Euro downgrades and looting


By David Malone

I reported recently that I thought the EU was repositioning for the next big event.

Here’s a small time line of scattered events.

Over the last few months, it turns out, European Central Bank (ECB) bail outs and loans just have not been enough for either Greece or Ireland.  Not surprising in the case of Ireland where every time anyone moves, they trip over another can of undeclared bad debts.
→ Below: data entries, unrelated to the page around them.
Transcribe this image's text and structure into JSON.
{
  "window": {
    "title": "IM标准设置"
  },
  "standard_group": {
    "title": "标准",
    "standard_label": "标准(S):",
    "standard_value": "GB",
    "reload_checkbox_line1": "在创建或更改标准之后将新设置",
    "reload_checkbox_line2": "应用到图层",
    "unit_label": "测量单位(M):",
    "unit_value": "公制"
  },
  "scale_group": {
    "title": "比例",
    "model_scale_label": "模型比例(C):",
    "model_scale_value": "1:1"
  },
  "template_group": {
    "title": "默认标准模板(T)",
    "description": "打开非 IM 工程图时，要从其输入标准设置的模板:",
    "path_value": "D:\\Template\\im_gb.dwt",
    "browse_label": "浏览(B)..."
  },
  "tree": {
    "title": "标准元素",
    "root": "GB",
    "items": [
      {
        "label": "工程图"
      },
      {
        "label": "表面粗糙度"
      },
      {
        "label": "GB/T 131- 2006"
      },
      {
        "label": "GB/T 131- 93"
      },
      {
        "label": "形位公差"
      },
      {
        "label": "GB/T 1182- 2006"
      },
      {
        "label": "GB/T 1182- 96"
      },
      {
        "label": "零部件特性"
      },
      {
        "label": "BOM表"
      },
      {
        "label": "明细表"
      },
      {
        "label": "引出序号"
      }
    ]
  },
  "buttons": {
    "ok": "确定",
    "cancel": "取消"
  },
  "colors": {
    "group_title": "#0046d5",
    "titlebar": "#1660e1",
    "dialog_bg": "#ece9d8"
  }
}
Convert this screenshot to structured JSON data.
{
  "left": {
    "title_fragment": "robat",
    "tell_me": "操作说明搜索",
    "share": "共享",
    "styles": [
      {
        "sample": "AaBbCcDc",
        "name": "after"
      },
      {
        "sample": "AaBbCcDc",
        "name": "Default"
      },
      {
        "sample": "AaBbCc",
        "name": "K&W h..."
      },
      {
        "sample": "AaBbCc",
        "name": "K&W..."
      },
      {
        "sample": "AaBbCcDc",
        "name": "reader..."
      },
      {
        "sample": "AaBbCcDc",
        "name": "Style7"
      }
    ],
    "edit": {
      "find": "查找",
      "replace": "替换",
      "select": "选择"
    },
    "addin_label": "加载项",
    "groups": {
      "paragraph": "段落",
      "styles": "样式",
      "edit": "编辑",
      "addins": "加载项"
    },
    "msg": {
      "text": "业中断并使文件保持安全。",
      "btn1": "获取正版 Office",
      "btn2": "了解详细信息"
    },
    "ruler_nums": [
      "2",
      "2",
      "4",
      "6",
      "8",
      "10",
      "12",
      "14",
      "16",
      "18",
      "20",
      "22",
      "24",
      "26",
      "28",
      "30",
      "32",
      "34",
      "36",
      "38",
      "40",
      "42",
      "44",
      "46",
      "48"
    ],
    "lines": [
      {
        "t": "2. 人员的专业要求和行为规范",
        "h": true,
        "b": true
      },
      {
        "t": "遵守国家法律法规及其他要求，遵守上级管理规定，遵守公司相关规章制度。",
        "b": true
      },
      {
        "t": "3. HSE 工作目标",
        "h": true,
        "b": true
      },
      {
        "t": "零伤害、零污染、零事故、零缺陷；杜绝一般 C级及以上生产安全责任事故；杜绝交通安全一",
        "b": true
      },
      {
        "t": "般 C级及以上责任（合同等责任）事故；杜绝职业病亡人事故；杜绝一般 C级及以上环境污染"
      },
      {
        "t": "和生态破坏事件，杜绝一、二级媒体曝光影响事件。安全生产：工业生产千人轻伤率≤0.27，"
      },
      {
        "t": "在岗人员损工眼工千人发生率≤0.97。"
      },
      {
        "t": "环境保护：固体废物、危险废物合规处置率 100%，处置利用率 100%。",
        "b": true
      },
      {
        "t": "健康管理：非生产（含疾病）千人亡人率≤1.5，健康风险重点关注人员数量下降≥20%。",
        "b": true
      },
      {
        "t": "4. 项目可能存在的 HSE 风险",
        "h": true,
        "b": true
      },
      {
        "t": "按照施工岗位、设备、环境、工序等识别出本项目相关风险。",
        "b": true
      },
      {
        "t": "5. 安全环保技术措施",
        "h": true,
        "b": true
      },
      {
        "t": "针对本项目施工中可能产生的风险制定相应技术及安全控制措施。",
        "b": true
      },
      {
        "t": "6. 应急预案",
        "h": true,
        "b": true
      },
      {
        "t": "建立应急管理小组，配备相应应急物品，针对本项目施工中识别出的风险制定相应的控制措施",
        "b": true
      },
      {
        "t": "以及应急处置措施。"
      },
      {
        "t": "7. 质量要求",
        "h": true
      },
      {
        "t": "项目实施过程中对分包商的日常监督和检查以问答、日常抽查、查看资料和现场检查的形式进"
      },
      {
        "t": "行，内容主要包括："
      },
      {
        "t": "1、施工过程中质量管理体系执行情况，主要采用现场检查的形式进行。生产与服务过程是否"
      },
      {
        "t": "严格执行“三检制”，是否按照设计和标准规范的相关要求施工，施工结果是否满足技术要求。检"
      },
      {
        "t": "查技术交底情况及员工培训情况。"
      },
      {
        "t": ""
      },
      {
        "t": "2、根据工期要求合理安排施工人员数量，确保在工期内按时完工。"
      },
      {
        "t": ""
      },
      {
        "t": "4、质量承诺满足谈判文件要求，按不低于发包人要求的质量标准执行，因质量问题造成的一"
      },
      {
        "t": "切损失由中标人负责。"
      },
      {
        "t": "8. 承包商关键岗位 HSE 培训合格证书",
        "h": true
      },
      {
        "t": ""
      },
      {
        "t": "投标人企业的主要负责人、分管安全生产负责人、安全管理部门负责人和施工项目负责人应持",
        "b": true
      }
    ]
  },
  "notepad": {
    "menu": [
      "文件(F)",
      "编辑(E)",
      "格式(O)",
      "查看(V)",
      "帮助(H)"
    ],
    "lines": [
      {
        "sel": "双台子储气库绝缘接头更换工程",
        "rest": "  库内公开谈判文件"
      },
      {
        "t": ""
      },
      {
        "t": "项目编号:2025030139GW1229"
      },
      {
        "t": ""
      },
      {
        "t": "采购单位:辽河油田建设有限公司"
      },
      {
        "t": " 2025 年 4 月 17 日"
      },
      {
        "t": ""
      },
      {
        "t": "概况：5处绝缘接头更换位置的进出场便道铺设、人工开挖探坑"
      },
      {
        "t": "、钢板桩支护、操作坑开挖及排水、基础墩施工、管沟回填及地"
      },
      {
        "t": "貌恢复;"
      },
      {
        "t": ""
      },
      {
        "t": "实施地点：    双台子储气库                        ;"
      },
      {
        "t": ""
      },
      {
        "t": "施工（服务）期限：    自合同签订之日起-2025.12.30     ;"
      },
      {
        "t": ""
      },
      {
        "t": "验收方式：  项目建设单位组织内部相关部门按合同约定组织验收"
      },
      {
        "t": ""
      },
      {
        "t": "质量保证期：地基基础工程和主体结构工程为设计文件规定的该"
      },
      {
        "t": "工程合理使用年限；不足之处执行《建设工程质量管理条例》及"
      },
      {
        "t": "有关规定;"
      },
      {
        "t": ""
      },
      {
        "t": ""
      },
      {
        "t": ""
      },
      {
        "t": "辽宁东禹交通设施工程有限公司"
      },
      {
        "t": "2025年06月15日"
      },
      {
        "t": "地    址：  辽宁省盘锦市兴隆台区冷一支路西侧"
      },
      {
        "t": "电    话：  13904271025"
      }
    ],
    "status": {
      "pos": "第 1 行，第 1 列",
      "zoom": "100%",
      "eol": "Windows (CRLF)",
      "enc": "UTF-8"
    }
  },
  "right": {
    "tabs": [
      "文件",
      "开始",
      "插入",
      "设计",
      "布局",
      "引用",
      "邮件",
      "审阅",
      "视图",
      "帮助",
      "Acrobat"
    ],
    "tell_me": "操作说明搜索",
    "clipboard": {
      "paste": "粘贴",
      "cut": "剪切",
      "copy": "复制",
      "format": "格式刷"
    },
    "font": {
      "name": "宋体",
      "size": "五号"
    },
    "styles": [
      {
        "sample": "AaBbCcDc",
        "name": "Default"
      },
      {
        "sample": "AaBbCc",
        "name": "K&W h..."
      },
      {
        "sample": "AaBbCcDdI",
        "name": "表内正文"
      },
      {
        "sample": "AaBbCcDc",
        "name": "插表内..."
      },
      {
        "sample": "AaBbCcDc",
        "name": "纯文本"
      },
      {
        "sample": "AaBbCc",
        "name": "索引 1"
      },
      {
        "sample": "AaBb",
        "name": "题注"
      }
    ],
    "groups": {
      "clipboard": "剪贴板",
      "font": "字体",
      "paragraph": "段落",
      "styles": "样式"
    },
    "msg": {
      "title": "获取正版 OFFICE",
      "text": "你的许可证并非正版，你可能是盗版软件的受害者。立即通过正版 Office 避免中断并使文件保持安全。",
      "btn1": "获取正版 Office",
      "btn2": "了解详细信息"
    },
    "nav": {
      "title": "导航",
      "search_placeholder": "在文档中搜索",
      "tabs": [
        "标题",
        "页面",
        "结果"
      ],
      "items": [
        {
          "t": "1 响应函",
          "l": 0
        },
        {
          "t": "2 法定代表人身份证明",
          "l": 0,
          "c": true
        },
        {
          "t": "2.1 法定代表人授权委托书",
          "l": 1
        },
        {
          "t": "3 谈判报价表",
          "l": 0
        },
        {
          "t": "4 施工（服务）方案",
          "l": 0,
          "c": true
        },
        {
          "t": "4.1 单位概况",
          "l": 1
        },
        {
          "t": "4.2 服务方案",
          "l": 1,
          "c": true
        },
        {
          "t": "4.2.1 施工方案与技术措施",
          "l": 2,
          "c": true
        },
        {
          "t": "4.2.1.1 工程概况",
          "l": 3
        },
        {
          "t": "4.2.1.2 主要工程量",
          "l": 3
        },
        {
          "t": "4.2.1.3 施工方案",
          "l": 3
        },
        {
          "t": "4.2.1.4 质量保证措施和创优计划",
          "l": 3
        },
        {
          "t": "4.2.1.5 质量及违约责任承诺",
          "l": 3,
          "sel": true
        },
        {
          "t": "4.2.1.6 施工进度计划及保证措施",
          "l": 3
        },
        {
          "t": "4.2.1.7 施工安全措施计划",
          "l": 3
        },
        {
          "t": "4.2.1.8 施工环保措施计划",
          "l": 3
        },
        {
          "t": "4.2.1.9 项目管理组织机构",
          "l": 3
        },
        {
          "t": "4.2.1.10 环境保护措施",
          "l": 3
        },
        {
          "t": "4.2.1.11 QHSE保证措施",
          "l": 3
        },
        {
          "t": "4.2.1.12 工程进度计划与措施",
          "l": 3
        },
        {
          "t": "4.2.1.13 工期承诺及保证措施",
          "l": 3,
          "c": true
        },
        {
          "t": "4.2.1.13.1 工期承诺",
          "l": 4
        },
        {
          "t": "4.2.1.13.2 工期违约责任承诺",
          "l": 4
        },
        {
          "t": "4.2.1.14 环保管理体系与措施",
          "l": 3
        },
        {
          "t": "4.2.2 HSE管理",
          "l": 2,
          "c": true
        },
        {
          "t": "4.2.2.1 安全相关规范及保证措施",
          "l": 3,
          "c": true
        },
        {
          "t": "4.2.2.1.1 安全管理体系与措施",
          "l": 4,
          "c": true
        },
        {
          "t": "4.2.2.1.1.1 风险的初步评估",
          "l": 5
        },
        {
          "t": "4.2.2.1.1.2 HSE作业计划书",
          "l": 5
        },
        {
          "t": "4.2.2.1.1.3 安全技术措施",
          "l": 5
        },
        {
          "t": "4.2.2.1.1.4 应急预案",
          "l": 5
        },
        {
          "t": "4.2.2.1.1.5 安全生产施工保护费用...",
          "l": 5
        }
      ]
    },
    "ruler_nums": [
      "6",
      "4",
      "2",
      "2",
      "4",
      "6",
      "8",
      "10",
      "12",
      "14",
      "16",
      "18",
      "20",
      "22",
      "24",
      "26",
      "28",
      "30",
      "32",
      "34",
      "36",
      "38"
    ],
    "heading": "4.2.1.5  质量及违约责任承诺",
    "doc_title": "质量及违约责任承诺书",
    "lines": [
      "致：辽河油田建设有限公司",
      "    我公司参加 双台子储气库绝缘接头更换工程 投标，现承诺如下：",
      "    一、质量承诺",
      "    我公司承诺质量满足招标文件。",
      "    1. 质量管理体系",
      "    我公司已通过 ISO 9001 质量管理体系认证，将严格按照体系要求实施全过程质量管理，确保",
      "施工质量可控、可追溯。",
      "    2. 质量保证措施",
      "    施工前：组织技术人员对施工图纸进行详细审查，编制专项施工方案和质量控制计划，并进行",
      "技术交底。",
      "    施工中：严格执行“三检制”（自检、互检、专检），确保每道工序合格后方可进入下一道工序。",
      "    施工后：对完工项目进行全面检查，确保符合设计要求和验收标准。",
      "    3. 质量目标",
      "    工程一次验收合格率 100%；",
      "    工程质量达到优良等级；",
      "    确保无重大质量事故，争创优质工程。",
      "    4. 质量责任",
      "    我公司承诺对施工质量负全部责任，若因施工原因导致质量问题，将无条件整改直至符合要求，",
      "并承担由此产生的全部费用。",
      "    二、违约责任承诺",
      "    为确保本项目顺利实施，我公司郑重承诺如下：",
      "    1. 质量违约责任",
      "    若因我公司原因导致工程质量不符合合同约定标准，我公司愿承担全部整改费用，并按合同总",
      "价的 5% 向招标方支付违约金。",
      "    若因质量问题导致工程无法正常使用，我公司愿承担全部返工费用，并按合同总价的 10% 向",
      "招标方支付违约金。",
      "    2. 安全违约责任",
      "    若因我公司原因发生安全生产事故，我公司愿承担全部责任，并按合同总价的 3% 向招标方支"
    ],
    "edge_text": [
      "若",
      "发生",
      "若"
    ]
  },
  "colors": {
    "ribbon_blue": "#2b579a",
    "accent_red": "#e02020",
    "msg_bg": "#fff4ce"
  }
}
But not to worry, Ireland and Greece have been printing up new debts for their people to pay off, in the form of inky stinky Euro bonds, at a frightening pace.  70 billion so far and likely to rise to 100 billion.  This means that though the ECB disdains actual printing, or so they say, it has been forced to do so because the Irish and Greek central banks are doing a bang-up job of conjuring Euro debt out of thin air.

Then a few days ago we had the news of the Danes test driving the new rules for allowing senior bond holders to ‘share’ in the losses of a bank default.

Moody’s, the ratings agency, promptly said said it would look again at all European bank ratings precisely because it was reviewing their stability in light of the greater willingness of European nations to ‘share’ some of the losses with bond holders.

Wednesday night European bank’s emergency overnight borrowing from the ECB suddenly shot up, from an average of 1 billion that had held since Christmas, to 15.5 billion euros.

Thursday, Reuters says Portugal is now going to have to accept its own IMF/EU bail out as early as April, because it does not believe its banks will survive if it does not.

Then later on Thursday, waiting until the closing bell on Wall Street today, Moody’s just released the headline that it was downgrading the subordinated debt of 23 German banks.  Remember, once the senior bonds holders are in line for losses then the subordinated debt holders are burned.

So what do we have?  Seems to me we have Greece and Ireland drowning and printing up debt in a last ditch attempt to make sure no one in the countries survives to tell the tale.  The Danes decided they were not going to suffer the same fate and had a word with their bond holders.  That frightened the hell out of the bond holders.  Moody’s realized its bank and debt ratings were based almost exclusively on the belief that no matter how insolvent a bank was, no bank would be allowed to fail and no bond holder would be expected to have his lunch interrupted.

When Moody’s realized this might not be true they announced the re-assessment.  Was this a worry to the banks?  Well suddenly someone, or several someones, felt the need to borrow 15 billion from the ECB rather than each other, at the expensive overnight rate.  We can assume some of the someones were Portuguese.  And some might even have been German.  The German banks likely to be among the 23 facing debt downgrades will be some of the Landesbanks and Commerzbank.

What will happen now? Well the IMF vulture is circling.  Last Friday the IMF, ECB and EU had a meeting with  Greece and said publicly that the Greek government should “recalibrate its assets“.  Which they explained meant Greece should now sell some of its assets to pay off its debts.  In other words sell things that belong to the Greek people to pay off the debts of Greek bankers in order to save French and German banks.

Ireland already had this same advice, so did Hungary and in the UK the Tory boys were all set to sell off every woodland they could get their hands on.  A pattern here?

The European Banks are not healed. The governments who have been bankrupting their people to save their banker friends are running in to trouble.  Too much debt and still the banks are not solvent.  The decision to ‘share’ the losses with some bond holders is now rippling out.  We will see downgrades in France and elsewhere in the next week.

One thing that would help the banks is if their friends in government could  get all sorts of assets in to their hands for fire sale prices.  Such assets would bolster the banks in ways far more immediate than  making a few good loans.  Banking takes time to make a return.  Looting is wonderfully quick.

We are heading for another event.  Ireland, Greece and Portugal are on point.  The pressure on the ‘core’ nation banks will grow.  That will put pressure on the politicians to speed up the looting and or bring forward another cash injection.


David Malone is the author of the book Debt Generation. You can read and listen to excerpts from his book here: